section of the same river to try our skills at some easy class III, to learn some new paddle techniques and to work some more
on the Eskimo roll. The whole time we felt that our two instructors were pushing us at just the right speed not always easy
when you have eight very different people, with different abilities, speed of learning and differing approaches to picking
up new skills. We had a great team that helped, and everyone worked together,
encouraging and supporting those who needed it, and applauding those who achieved personal successes.
Later that night over a pizza we all
agreed that in just three days we had learnt an amazing amount and that there were at least six of us, if not more, who planned
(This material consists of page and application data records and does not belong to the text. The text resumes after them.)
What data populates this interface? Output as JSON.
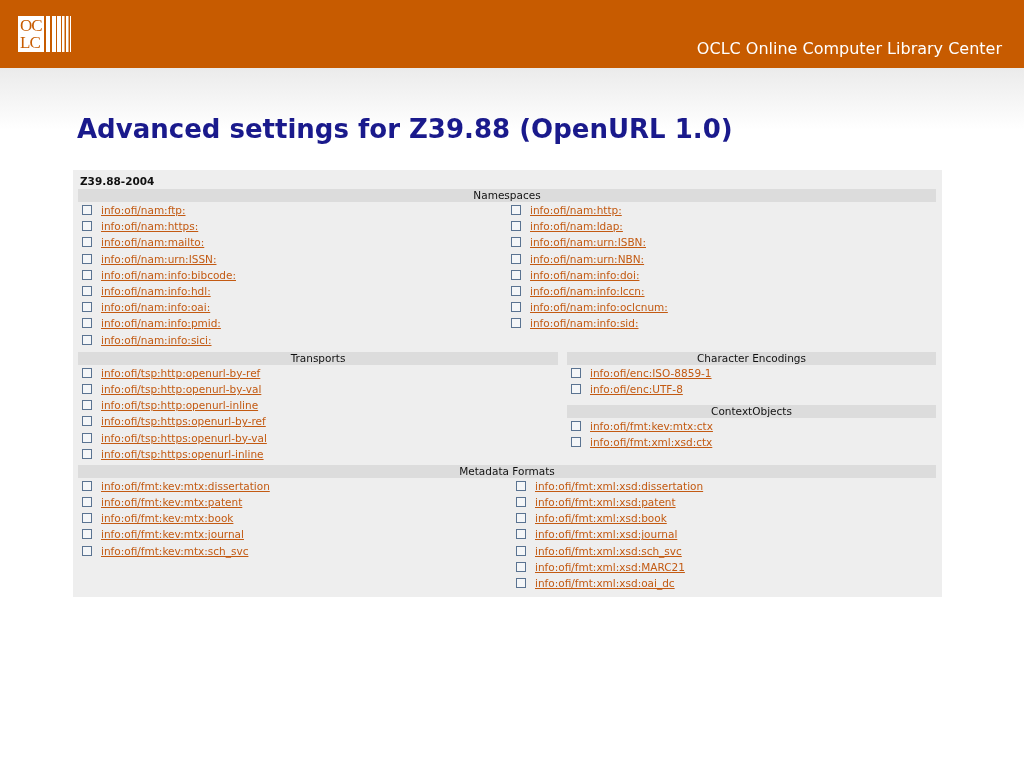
{
  "header": {
    "logo_lines": [
      "OC",
      "LC"
    ],
    "organization": "OCLC Online Computer Library Center"
  },
  "title": "Advanced settings for Z39.88 (OpenURL 1.0)",
  "panel": {
    "version": "Z39.88-2004",
    "namespaces": {
      "heading": "Namespaces",
      "columns": [
        [
          {
            "label": "info:ofi/nam:ftp:",
            "checked": false
          },
          {
            "label": "info:ofi/nam:https:",
            "checked": false
          },
          {
            "label": "info:ofi/nam:mailto:",
            "checked": false
          },
          {
            "label": "info:ofi/nam:urn:ISSN:",
            "checked": false
          },
          {
            "label": "info:ofi/nam:info:bibcode:",
            "checked": false
          },
          {
            "label": "info:ofi/nam:info:hdl:",
            "checked": false
          },
          {
            "label": "info:ofi/nam:info:oai:",
            "checked": false
          },
          {
            "label": "info:ofi/nam:info:pmid:",
            "checked": false
          },
          {
            "label": "info:ofi/nam:info:sici:",
            "checked": false
          }
        ],
        [
          {
            "label": "info:ofi/nam:http:",
            "checked": false
          },
          {
            "label": "info:ofi/nam:ldap:",
            "checked": false
          },
          {
            "label": "info:ofi/nam:urn:ISBN:",
            "checked": false
          },
          {
            "label": "info:ofi/nam:urn:NBN:",
            "checked": false
          },
          {
            "label": "info:ofi/nam:info:doi:",
            "checked": false
          },
          {
            "label": "info:ofi/nam:info:lccn:",
            "checked": false
          },
          {
            "label": "info:ofi/nam:info:oclcnum:",
            "checked": false
          },
          {
            "label": "info:ofi/nam:info:sid:",
            "checked": false
          }
        ]
      ]
    },
    "transports": {
      "heading": "Transports",
      "columns": [
        [
          {
            "label": "info:ofi/tsp:http:openurl-by-ref",
            "checked": false
          },
          {
            "label": "info:ofi/tsp:http:openurl-by-val",
            "checked": false
          },
          {
            "label": "info:ofi/tsp:http:openurl-inline",
            "checked": false
          },
          {
            "label": "info:ofi/tsp:https:openurl-by-ref",
            "checked": false
          },
          {
            "label": "info:ofi/tsp:https:openurl-by-val",
            "checked": false
          },
          {
            "label": "info:ofi/tsp:https:openurl-inline",
            "checked": false
          }
        ]
      ]
    },
    "character_encodings": {
      "heading": "Character Encodings",
      "columns": [
        [
          {
            "label": "info:ofi/enc:ISO-8859-1",
            "checked": false
          },
          {
            "label": "info:ofi/enc:UTF-8",
            "checked": false
          }
        ]
      ]
    },
    "context_objects": {
      "heading": "ContextObjects",
      "columns": [
        [
          {
            "label": "info:ofi/fmt:kev:mtx:ctx",
            "checked": false
          },
          {
            "label": "info:ofi/fmt:xml:xsd:ctx",
            "checked": false
          }
        ]
      ]
    },
    "metadata_formats": {
      "heading": "Metadata Formats",
      "columns": [
        [
          {
            "label": "info:ofi/fmt:kev:mtx:dissertation",
            "checked": false
          },
          {
            "label": "info:ofi/fmt:kev:mtx:patent",
            "checked": false
          },
          {
            "label": "info:ofi/fmt:kev:mtx:book",
            "checked": false
          },
          {
            "label": "info:ofi/fmt:kev:mtx:journal",
            "checked": false
          },
          {
            "label": "info:ofi/fmt:kev:mtx:sch_svc",
            "checked": false
          }
        ],
        [
          {
            "label": "info:ofi/fmt:xml:xsd:dissertation",
            "checked": false
          },
          {
            "label": "info:ofi/fmt:xml:xsd:patent",
            "checked": false
          },
          {
            "label": "info:ofi/fmt:xml:xsd:book",
            "checked": false
          },
          {
            "label": "info:ofi/fmt:xml:xsd:journal",
            "checked": false
          },
          {
            "label": "info:ofi/fmt:xml:xsd:sch_svc",
            "checked": false
          },
          {
            "label": "info:ofi/fmt:xml:xsd:MARC21",
            "checked": false
          },
          {
            "label": "info:ofi/fmt:xml:xsd:oai_dc",
            "checked": false
          }
        ]
      ]
    }
  }
}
to continue with their learning. What a conversion rate! For me I still couldnt believe that what had all started from a drunken
boast was fast turning into a new found passion and that my life long fear of fast moving water seemed to be fading, overcome
by the desire to learn more about this thrilling sport.
Maybe I spoke too soon. Day four, and
we moved onto the Misahualli, a beautiful river, surrounded by lush green forested banks, and one of the main tributaries
of the great Amazon itself. Parts of the river provide rafters and experienced kayakers with thrilling class IV+ adventures
but the section we were heading for was straight class III. You could feel the tension in the truck as we saw our put in point.
Could we do it? Yes we could. We knew we had the skills. We trusted GynnerŽs evaluation of our abilities and we had to face
up to this next level of river.
Well, I confess. I couldnt. I saw the
river felt the power of the rapids, watched the whitewater tumble and fall around the rocks, making waves and troughs that
filled me with a knee trembling desire to run away and hide. I cried. I begged. Heck, I would have gone down on my knees if
I thought I would have been allowed to go home and seek solace in a cold beer. I
was still afraid of this type of river. It was too fast. It was too big. They
say that the real skills of a teacher are borne out when faced with almost hysterical pupils! This was the moment when I knew
I had made the right choice of school Gynner sat me down and we talked. Boy, how we talked. It was all so irrational, and
I knew it. But arent most fears irrational? I had passed the first three days
in a state of euphoria - it was fun. I could do it, you know what, I had even enjoyed it, so what had changed now?
Well, faced with my fear of the water,
or the fear of the ridicule I knew I would endure if I returned home without having run this section, I made my choice. I
got in my kayak, I tried to relax, and I paddled off with Gynner in front of me, reminding me to smile and ENJOY! You know
what? He was right. It was fun, I could do it. I didnt swim. I learnt that my kayak ploughs straight through those waves,
that I can even choose to have some fun in them on the way down. That the river does run fast but by reading it well, a skill
he taught us from the very beginning, I could always choose a spot to stop and relax. Above all I learnt that I could trust
myself and others to be part of a team, the very essence of the kayaking world. Its a friendly family.
So would I do it again? You bet. Am
I doing it again? Well, actually, yes. Its a strange one its a high unlike any other I have experienced a challenge, a sport
that requires thought and patience, but that provides fun, thrills and adventure. I doubt IŽll ever have a first descent.
I doubt IŽll ever manage a 40 ft waterfall, or class V rapids but I do know that I am capable of more and that I want to learn
how to play in those waves.... and of course I really need to stock up on the after river bar tales...!